(Dataset records)

════════════════════

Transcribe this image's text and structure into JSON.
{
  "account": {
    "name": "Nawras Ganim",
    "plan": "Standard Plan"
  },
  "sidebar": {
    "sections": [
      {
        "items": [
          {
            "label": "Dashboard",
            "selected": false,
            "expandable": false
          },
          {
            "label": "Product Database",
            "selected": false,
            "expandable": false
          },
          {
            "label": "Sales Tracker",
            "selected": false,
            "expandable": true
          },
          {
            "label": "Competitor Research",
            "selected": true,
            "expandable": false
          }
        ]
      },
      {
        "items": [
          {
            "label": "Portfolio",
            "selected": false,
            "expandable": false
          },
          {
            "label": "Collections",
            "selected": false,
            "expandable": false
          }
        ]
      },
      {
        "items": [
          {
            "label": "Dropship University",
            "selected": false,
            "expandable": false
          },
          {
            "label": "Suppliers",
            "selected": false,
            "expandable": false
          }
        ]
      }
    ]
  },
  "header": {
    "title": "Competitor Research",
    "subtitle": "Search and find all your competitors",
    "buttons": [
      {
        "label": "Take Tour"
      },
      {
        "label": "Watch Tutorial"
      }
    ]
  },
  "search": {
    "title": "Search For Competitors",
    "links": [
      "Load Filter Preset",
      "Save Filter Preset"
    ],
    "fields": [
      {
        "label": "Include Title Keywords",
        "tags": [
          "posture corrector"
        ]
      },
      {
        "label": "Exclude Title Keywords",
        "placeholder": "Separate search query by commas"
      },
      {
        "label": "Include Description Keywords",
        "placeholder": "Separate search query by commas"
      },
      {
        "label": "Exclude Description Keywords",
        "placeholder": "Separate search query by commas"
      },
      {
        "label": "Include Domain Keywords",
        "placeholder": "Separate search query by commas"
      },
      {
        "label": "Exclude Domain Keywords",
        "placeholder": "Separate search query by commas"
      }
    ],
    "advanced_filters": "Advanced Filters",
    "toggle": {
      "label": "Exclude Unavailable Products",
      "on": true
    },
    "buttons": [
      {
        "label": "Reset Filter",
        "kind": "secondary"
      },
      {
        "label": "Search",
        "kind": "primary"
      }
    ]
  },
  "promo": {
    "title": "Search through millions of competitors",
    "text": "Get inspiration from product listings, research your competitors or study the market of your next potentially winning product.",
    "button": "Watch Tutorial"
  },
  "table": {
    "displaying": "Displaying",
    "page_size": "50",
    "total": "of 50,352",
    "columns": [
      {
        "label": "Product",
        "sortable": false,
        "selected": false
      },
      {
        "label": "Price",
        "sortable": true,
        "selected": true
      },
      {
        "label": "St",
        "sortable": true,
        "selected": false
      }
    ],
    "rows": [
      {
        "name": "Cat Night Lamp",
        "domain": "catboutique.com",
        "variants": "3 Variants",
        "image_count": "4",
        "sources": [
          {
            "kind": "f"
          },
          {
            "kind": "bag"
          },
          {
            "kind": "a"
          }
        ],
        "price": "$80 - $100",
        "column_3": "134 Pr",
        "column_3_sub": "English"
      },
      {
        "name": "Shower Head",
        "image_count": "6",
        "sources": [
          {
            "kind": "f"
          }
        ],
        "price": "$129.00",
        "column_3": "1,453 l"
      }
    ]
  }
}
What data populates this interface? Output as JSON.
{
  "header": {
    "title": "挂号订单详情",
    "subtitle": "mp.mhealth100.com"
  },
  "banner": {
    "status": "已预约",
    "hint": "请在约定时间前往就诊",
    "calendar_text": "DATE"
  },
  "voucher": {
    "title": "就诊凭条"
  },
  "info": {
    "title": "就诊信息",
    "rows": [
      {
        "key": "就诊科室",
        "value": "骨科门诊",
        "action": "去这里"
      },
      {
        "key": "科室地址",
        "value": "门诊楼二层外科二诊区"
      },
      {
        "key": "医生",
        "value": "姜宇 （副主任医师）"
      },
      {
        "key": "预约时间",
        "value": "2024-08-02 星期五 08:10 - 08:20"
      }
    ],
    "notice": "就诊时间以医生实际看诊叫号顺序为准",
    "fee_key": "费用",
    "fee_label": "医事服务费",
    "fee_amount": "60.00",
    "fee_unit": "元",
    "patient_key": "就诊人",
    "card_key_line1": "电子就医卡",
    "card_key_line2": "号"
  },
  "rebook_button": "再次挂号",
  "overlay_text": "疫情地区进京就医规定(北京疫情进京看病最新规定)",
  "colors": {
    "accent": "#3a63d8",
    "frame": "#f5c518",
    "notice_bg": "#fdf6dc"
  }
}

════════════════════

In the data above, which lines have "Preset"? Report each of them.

      "Load Filter Preset",
      "Save Filter Preset"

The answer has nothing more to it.